## WORK ORDER
For each line in the material below that holds "message", copy that line.

## THE RECORDS

◆ ◆ ◆ ◆ ◆

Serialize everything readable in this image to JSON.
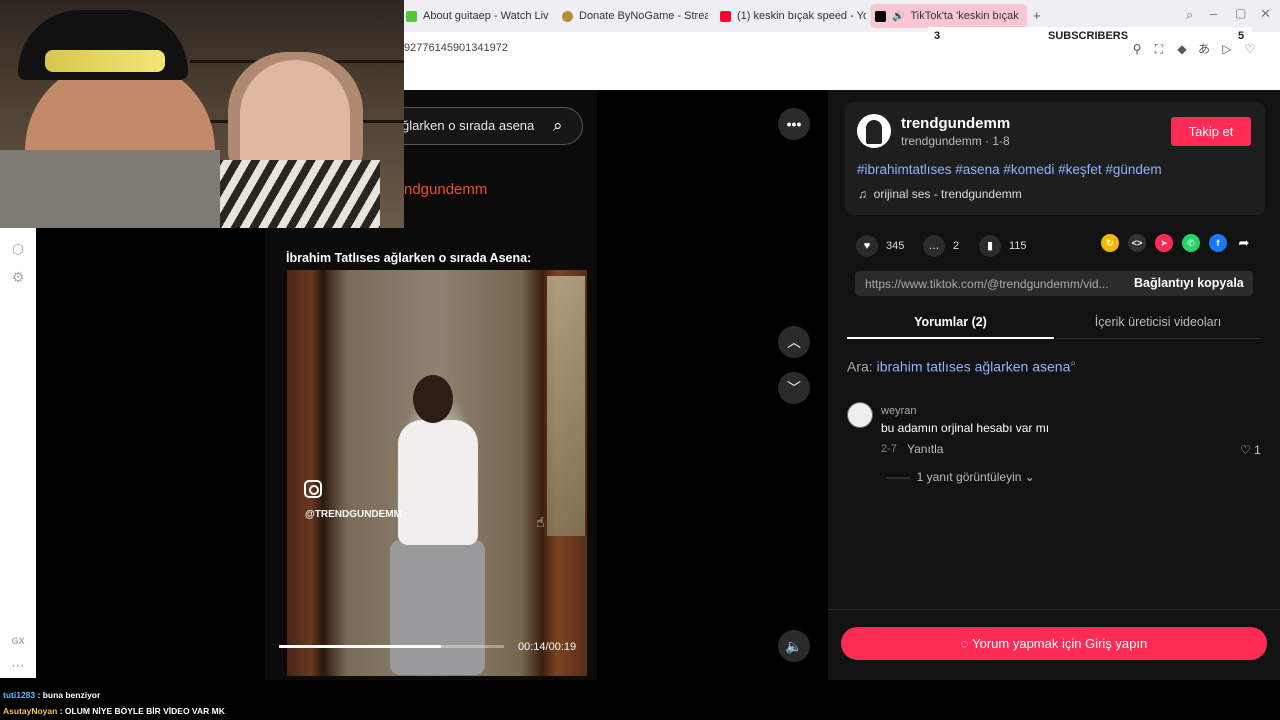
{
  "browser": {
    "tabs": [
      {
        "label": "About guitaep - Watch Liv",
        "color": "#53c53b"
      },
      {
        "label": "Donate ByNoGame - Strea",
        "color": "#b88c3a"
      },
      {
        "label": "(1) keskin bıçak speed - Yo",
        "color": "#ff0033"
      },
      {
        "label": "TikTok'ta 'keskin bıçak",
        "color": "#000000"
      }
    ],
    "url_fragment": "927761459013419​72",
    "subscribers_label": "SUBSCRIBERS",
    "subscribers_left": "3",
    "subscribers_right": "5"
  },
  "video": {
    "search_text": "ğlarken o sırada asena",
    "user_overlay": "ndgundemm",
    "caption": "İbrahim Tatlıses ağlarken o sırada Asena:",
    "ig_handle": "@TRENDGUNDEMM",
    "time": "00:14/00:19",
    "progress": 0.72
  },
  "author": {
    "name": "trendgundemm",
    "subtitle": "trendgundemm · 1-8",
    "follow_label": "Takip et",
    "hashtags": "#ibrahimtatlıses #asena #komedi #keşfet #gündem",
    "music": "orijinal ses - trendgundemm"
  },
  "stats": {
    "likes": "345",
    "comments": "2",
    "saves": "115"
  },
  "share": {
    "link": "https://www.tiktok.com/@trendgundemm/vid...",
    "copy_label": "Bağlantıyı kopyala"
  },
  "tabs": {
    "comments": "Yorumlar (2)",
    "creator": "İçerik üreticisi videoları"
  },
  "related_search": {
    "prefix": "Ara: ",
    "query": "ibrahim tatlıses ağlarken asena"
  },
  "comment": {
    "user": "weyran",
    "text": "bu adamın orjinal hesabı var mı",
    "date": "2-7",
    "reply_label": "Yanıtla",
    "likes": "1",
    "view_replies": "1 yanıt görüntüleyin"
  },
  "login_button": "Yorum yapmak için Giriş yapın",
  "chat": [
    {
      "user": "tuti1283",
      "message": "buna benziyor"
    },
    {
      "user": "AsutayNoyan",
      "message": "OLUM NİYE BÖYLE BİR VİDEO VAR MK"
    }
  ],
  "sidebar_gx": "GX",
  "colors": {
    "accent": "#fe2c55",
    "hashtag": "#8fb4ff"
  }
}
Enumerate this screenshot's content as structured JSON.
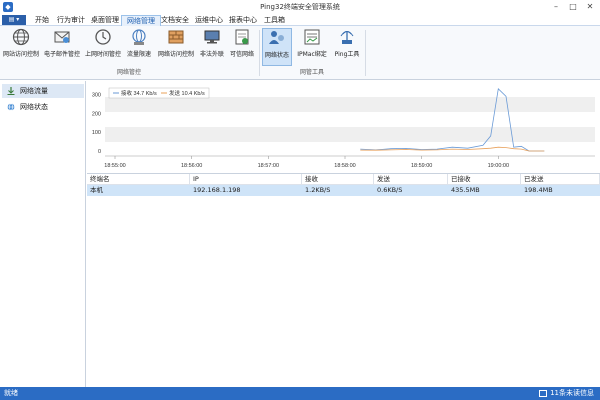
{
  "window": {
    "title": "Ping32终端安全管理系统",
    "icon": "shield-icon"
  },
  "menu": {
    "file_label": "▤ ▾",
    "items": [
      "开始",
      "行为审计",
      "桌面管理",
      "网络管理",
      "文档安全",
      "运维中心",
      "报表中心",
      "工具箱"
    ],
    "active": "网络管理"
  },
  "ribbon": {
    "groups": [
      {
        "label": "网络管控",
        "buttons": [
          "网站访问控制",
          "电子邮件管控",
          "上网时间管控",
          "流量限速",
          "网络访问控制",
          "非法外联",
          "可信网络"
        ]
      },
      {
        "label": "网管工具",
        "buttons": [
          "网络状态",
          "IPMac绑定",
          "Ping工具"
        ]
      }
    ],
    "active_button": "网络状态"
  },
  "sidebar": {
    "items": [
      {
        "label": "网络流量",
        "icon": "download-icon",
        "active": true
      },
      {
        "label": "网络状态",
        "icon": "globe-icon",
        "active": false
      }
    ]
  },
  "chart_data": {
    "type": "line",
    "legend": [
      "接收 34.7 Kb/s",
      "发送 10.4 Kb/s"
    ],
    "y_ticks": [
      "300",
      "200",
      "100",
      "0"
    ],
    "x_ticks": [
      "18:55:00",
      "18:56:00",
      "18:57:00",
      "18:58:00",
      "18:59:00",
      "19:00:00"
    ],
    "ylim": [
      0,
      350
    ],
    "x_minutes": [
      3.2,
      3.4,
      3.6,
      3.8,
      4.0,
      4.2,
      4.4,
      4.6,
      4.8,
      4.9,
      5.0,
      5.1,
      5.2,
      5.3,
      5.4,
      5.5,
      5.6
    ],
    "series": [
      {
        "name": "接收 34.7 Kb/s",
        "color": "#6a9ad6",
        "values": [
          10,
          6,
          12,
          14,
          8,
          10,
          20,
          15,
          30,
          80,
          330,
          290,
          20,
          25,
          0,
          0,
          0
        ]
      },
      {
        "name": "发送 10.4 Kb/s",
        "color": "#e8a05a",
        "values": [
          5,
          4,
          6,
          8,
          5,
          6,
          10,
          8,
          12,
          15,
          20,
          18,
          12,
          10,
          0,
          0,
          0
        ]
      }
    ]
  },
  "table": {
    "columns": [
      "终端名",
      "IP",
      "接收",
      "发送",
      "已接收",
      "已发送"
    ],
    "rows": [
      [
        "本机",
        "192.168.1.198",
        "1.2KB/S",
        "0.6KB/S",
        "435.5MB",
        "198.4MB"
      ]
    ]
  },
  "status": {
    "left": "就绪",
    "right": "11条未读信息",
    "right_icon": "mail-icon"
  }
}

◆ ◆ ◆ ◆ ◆

## SOLUTION TO THIS PROBLEM
      "message": "buna benziyor"
      "message": "OLUM NİYE BÖYLE BİR VİDEO VAR MK"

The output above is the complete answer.